Asim Ademov, Martina Anderson, Heinz K. Becker, Monika Beňová, Michał Boni, Caterina Chinnici, Rachida Dati, Frank Engel, Laura Ferrara, Romeo Franz, Ana Gomes, Nathalie Griesbeck, Sylvie Guillaume, Monika Hohlmeier, Sophia in ‘t Veld, Cécile Kashetu Kyenge, Monica Macovei, Roberta Metsola, Claude Moraes, Ivari Padar, Judith Sargentini, Birgit Sippel, Csaba Sógor, Helga Stevens, Traian Ungureanu, Bodil Valero, Marie-Christine Vergiat, Udo Voigt, Josef Weidenholzer, Cecilia Wikström, Kristina Winberg, Tomáš Zdechovský, Auke Zijlstra

Substitutes present for the final vote

Dennis de Jong, Anna Hedh, Lívia Járóka, Marek Jurek, Jean Lambert, Jeroen Lenaers, Andrejs Mamikins, Angelika Mlinar, Maite Pagazaurtundúa Ruiz, Christine Revault d’Allonnes Bonnefoy

Substitutes under Rule 200(2) present for the final vote

Fernando Ruas, Adam Szejnfeld

FINAL VOTE BY ROLL CALL IN COMMITTEE ASKED FOR OPINION

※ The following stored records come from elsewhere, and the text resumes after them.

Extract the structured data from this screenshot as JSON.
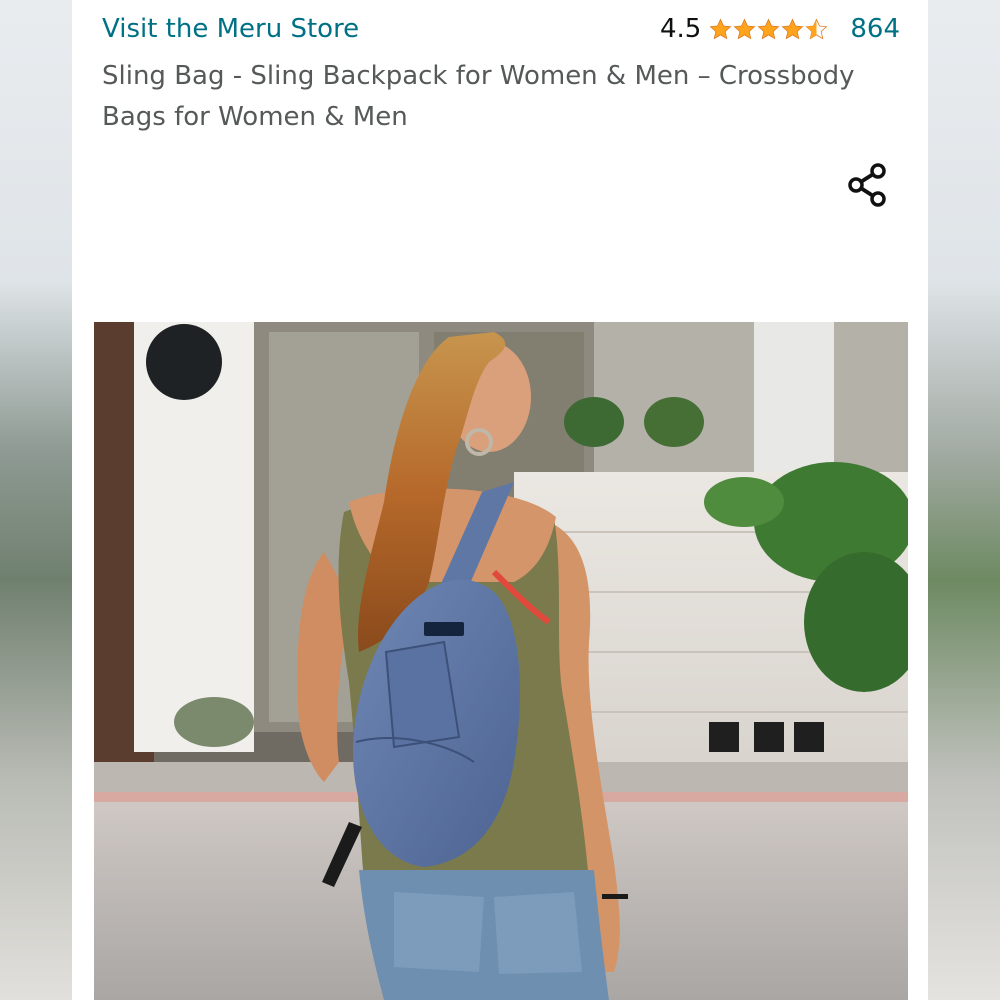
{
  "store": {
    "link_text": "Visit the Meru Store"
  },
  "rating": {
    "value": "4.5",
    "stars": 4.5,
    "review_count": "864",
    "star_color": "#ffa41c"
  },
  "product": {
    "title": "Sling Bag - Sling Backpack for Women & Men – Crossbody Bags for Women & Men"
  },
  "share": {
    "icon": "share-icon"
  },
  "image": {
    "subject": "woman-wearing-blue-sling-backpack"
  },
  "colors": {
    "link": "#007185",
    "title": "#565959",
    "text": "#0f1111"
  }
}
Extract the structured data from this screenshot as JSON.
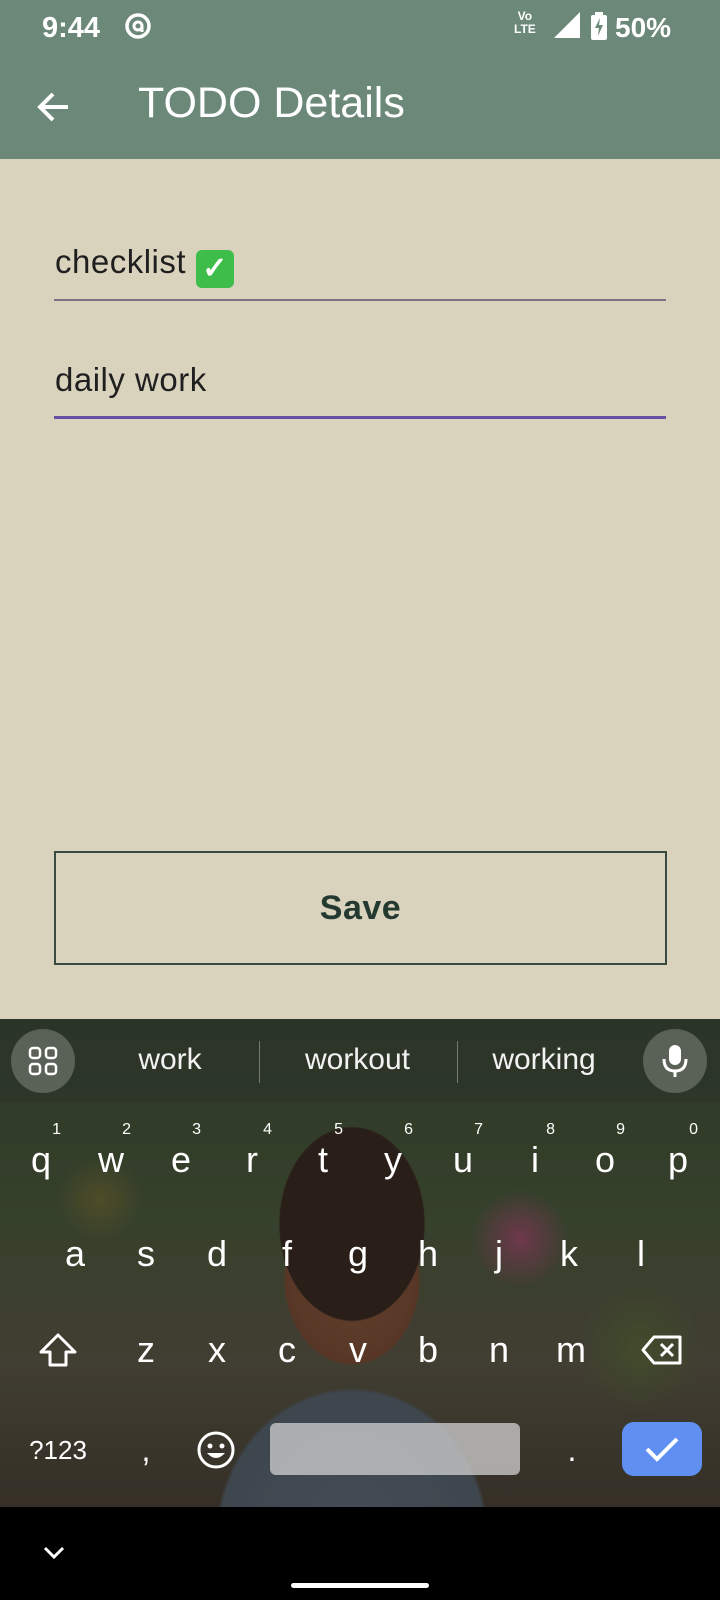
{
  "status_bar": {
    "time": "9:44",
    "volte_top": "Vo",
    "volte_bottom": "LTE",
    "battery": "50%"
  },
  "app_bar": {
    "title": "TODO Details",
    "back_icon": "arrow-left-icon"
  },
  "form": {
    "title_value": "checklist",
    "title_emoji": "✓",
    "description_value": "daily work",
    "save_label": "Save"
  },
  "keyboard": {
    "suggestions": [
      "work",
      "workout",
      "working"
    ],
    "row1": [
      {
        "key": "q",
        "num": "1"
      },
      {
        "key": "w",
        "num": "2"
      },
      {
        "key": "e",
        "num": "3"
      },
      {
        "key": "r",
        "num": "4"
      },
      {
        "key": "t",
        "num": "5"
      },
      {
        "key": "y",
        "num": "6"
      },
      {
        "key": "u",
        "num": "7"
      },
      {
        "key": "i",
        "num": "8"
      },
      {
        "key": "o",
        "num": "9"
      },
      {
        "key": "p",
        "num": "0"
      }
    ],
    "row2": [
      "a",
      "s",
      "d",
      "f",
      "g",
      "h",
      "j",
      "k",
      "l"
    ],
    "row3": [
      "z",
      "x",
      "c",
      "v",
      "b",
      "n",
      "m"
    ],
    "symbols_label": "?123",
    "comma": ",",
    "period": ".",
    "colors": {
      "enter_key": "#5f8ff0"
    }
  },
  "colors": {
    "app_bar": "#6b8878",
    "background": "#d9d2bd",
    "focus_underline": "#6750a4"
  }
}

36

+

ALDE

Nathalie Griesbeck, Sophia in ‘t Veld, Angelika Mlinar, Maite Pagazaurtundúa Ruiz, Cecilia Wikström

EFDD

Laura Ferrara

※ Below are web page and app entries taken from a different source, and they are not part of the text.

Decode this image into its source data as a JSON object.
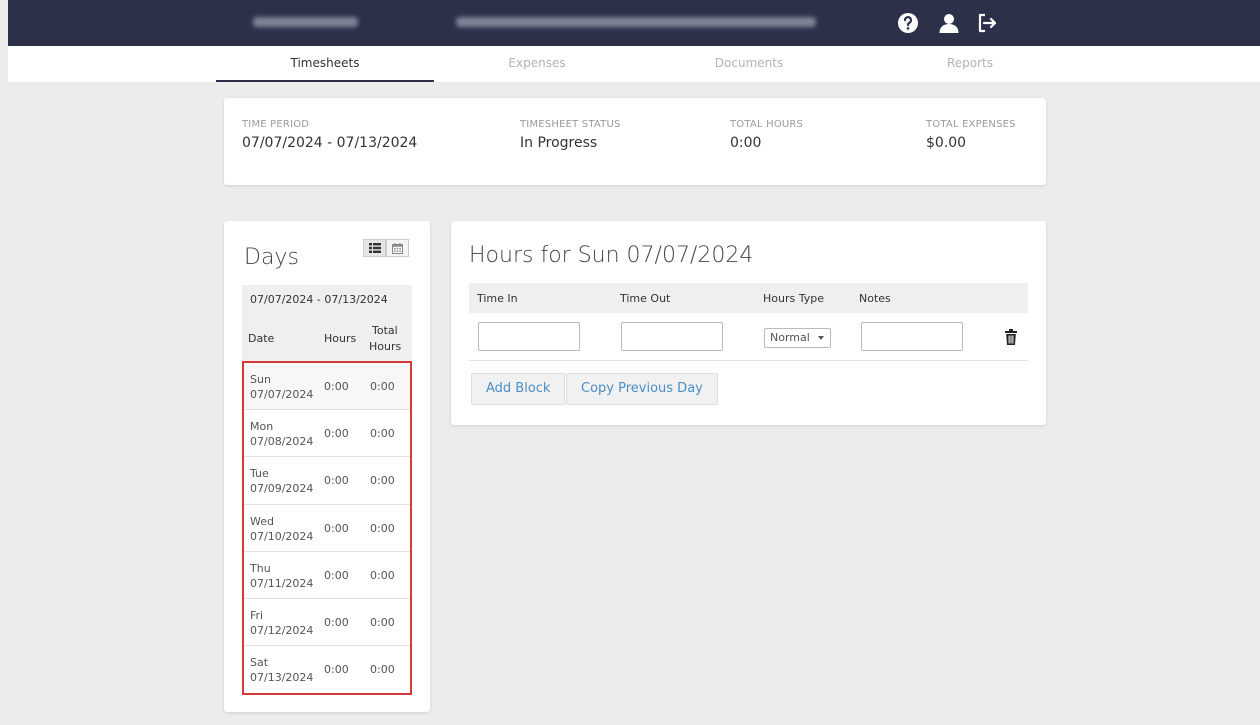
{
  "tabs": [
    {
      "label": "Timesheets"
    },
    {
      "label": "Expenses"
    },
    {
      "label": "Documents"
    },
    {
      "label": "Reports"
    }
  ],
  "icons": [
    "help-icon",
    "user-icon",
    "logout-icon",
    "list-view-icon",
    "calendar-view-icon",
    "trash-icon"
  ],
  "colors": {
    "topbar": "#2c3149",
    "link": "#4a8ec6",
    "highlight": "#d53a3a"
  },
  "summary": {
    "time_period_label": "TIME PERIOD",
    "time_period_value": "07/07/2024 - 07/13/2024",
    "status_label": "TIMESHEET STATUS",
    "status_value": "In Progress",
    "total_hours_label": "TOTAL HOURS",
    "total_hours_value": "0:00",
    "total_expenses_label": "TOTAL EXPENSES",
    "total_expenses_value": "$0.00"
  },
  "days_panel": {
    "title": "Days",
    "range": "07/07/2024 - 07/13/2024",
    "col_date": "Date",
    "col_hours": "Hours",
    "col_total_1": "Total",
    "col_total_2": "Hours",
    "rows": [
      {
        "day": "Sun",
        "date": "07/07/2024",
        "hours": "0:00",
        "total": "0:00"
      },
      {
        "day": "Mon",
        "date": "07/08/2024",
        "hours": "0:00",
        "total": "0:00"
      },
      {
        "day": "Tue",
        "date": "07/09/2024",
        "hours": "0:00",
        "total": "0:00"
      },
      {
        "day": "Wed",
        "date": "07/10/2024",
        "hours": "0:00",
        "total": "0:00"
      },
      {
        "day": "Thu",
        "date": "07/11/2024",
        "hours": "0:00",
        "total": "0:00"
      },
      {
        "day": "Fri",
        "date": "07/12/2024",
        "hours": "0:00",
        "total": "0:00"
      },
      {
        "day": "Sat",
        "date": "07/13/2024",
        "hours": "0:00",
        "total": "0:00"
      }
    ]
  },
  "hours_panel": {
    "title": "Hours for Sun 07/07/2024",
    "col_time_in": "Time In",
    "col_time_out": "Time Out",
    "col_hours_type": "Hours Type",
    "col_notes": "Notes",
    "time_in_value": "",
    "time_out_value": "",
    "hours_type_value": "Normal",
    "notes_value": "",
    "add_block_label": "Add Block",
    "copy_previous_label": "Copy Previous Day"
  }
}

PPE

Asim Ademov, Heinz K. Becker, Michał Boni, Rachida Dati, Frank Engel, Monika Hohlmeier, Lívia Járóka, Jeroen Lenaers, Roberta Metsola, Fernando Ruas, Csaba Sógor, Adam Szejnfeld, Traian Ungureanu, Tomáš Zdechovský

S&D

Monika Beňová, Caterina Chinnici, Ana Gomes, Sylvie Guillaume, Anna Hedh, Cécile Kashetu Kyenge, Andrejs Mamikins, Claude Moraes, Ivari Padar, Christine Revault d’Allonnes Bonnefoy, Birgit Sippel, Josef Weidenholzer

VERTS/ALE

Romeo Franz, Jean Lambert, Judith Sargentini, Bodil Valero

6

-

ECR

Marek Jurek, Monica Macovei, Helga Stevens, Kristina Winberg

ENF

Auke Zijlstra

NI

Udo Voigt

3

0

GUE/NGL

Martina Anderson, Dennis de Jong, Marie-Christine Vergiat

Key to symbols:

+  :  in favour

-  :  against

0  :  abstention

(1)

OJ C 346, 21.9.2016, p. 27.

(2)

OJ C 215, 19.6.2018, p. 18.

(3)

OJ C 346, 27.9.2018, p. 246.


INFORMATION ON ADOPTION IN COMMITTEE RESPONSIBLE

Date adopted

22.1.2019

 

 

 

Result of final vote

+:

–:

0:

18

2

2

Members present for the final vote

Gerolf Annemans, Mercedes Bresso, Pascal Durand, Esteban González Pons, Danuta Maria Hübner, Ramón Jáuregui Atondo, Alain Lamassoure, Jo Leinen, Maite Pagazaurtundúa Ruiz, Markus Pieper, Paulo Rangel, Helmut Scholz, György Schöpflin, Pedro Silva Pereira, Barbara Spinelli, Josep-Maria Terricabras, Kazimierz Michał Ujazdowski

Substitutes present for the final vote

Pervenche Berès, Ashley Fox, Sylvia-Yvonne Kaufmann

Substitutes under Rule 200(2) present for the final vote

Michael Gahler, Jarosław Wałęsa


FINAL VOTE BY ROLL CALL IN COMMITTEE RESPONSIBLE

18

+

ALDE

Maite Pagazaurtundúa Ruiz

NI

Kazimierz Michał Ujazdowski

PPE

Michael Gahler, Esteban González Pons, Danuta Maria Hübner, Alain Lamassoure, Markus Pieper, Paulo Rangel, György Schöpflin, Jarosław Wałęsa

S&D

Pervenche Berès, Mercedes Bresso, Ramón Jáuregui Atondo, Sylvia Yvonne Kaufmann, Jo Leinen, Pedro Silva Pereira

VERTS/ALE

Pascal Durand, Josep Maria Terricabras

2

-

ECR

Ashley Fox

ENF

Gerolf Annemans

2

0

GUE/NGL

Helmut Scholz, Barbara Spinelli

Key to symbols:

+  :  in favour

-  :  against

0  :  abstention

Last updated: 30 January 2019Legal notice